··· EXTRACTED RECORDS

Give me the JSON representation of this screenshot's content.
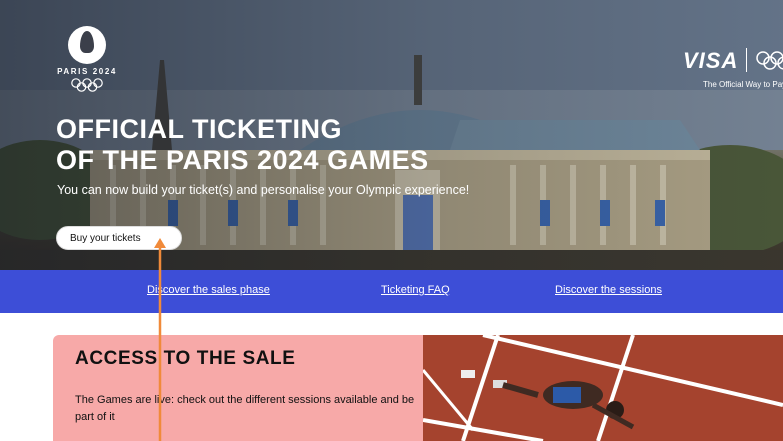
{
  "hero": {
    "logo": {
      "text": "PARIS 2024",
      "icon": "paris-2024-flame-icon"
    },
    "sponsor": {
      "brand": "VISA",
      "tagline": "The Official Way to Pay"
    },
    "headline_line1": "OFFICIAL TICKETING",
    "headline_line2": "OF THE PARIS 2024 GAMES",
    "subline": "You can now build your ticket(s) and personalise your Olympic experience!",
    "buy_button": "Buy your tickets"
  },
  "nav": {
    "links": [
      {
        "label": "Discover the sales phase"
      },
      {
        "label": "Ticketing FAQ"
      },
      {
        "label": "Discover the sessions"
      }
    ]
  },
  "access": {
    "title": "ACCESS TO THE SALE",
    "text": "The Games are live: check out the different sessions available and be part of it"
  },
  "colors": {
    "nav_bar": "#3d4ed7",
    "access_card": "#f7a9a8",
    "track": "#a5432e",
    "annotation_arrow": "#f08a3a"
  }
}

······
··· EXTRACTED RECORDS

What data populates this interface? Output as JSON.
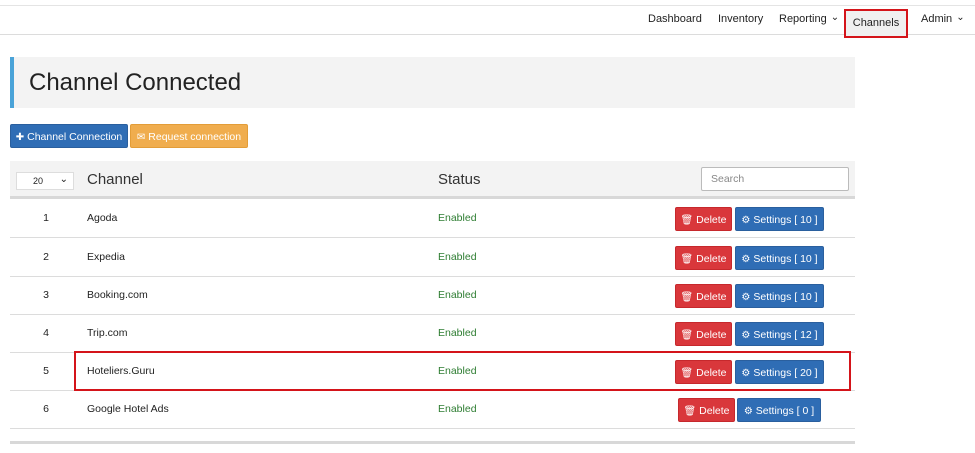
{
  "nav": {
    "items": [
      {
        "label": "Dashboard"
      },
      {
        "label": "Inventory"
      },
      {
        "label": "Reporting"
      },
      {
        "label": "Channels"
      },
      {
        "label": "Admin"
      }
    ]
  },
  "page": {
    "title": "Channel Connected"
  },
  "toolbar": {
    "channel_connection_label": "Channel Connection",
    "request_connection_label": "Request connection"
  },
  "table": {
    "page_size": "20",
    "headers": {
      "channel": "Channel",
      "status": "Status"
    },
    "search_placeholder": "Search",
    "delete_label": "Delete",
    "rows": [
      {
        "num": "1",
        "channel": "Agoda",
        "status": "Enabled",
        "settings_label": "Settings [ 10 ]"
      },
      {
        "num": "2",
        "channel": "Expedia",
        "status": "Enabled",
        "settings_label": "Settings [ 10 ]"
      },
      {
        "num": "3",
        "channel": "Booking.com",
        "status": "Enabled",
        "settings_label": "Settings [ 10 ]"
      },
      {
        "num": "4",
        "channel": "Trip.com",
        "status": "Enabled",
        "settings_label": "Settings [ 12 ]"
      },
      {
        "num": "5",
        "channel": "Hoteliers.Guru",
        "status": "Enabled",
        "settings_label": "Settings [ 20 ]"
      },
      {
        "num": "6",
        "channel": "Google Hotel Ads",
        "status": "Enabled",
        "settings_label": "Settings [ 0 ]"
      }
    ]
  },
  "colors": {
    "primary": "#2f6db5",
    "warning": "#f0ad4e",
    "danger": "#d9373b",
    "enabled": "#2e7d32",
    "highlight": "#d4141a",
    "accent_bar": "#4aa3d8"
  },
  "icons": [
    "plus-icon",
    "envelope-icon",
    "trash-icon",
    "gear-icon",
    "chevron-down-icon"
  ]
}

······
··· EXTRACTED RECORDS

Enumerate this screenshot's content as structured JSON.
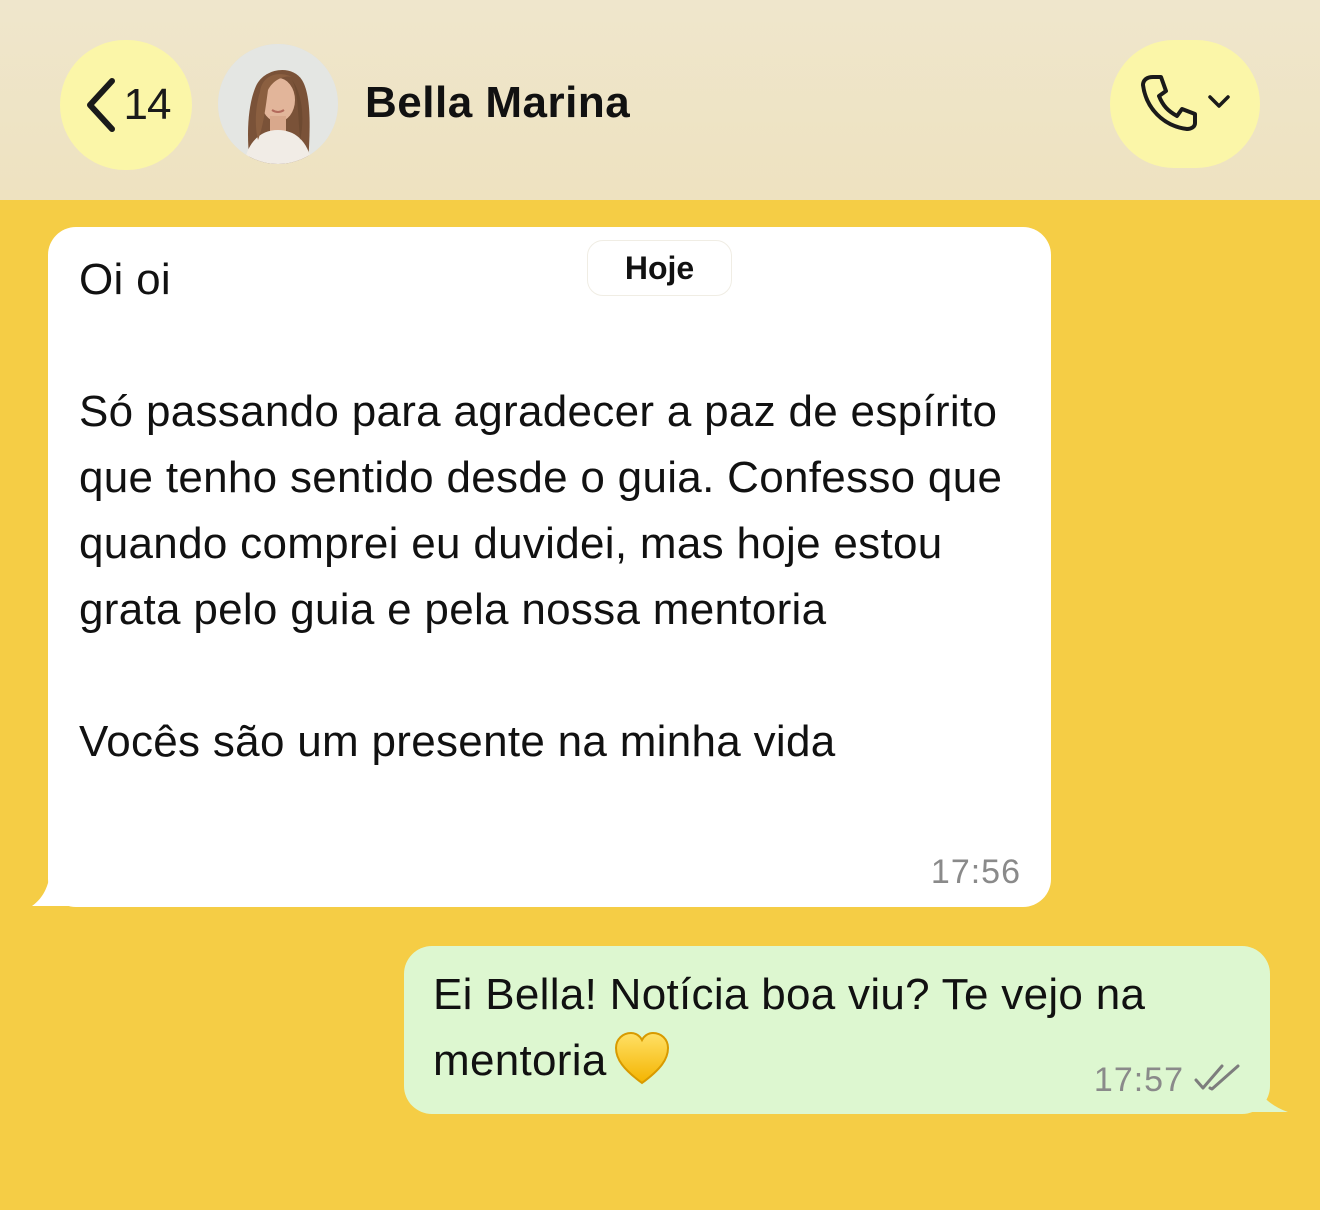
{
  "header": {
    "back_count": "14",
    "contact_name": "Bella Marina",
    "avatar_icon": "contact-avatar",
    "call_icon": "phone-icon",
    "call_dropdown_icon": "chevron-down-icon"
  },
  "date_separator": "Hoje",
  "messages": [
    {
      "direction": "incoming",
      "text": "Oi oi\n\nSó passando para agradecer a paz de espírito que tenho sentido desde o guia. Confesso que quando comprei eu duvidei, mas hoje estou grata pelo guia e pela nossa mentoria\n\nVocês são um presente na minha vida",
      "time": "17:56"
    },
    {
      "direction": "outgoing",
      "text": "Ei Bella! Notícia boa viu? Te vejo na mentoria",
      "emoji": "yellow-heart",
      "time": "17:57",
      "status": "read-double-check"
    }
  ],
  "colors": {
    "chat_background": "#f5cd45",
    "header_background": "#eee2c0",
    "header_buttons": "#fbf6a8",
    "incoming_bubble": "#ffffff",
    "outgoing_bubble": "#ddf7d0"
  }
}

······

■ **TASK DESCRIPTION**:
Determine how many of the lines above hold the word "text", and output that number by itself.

■ **TASK OUTPUT**:
4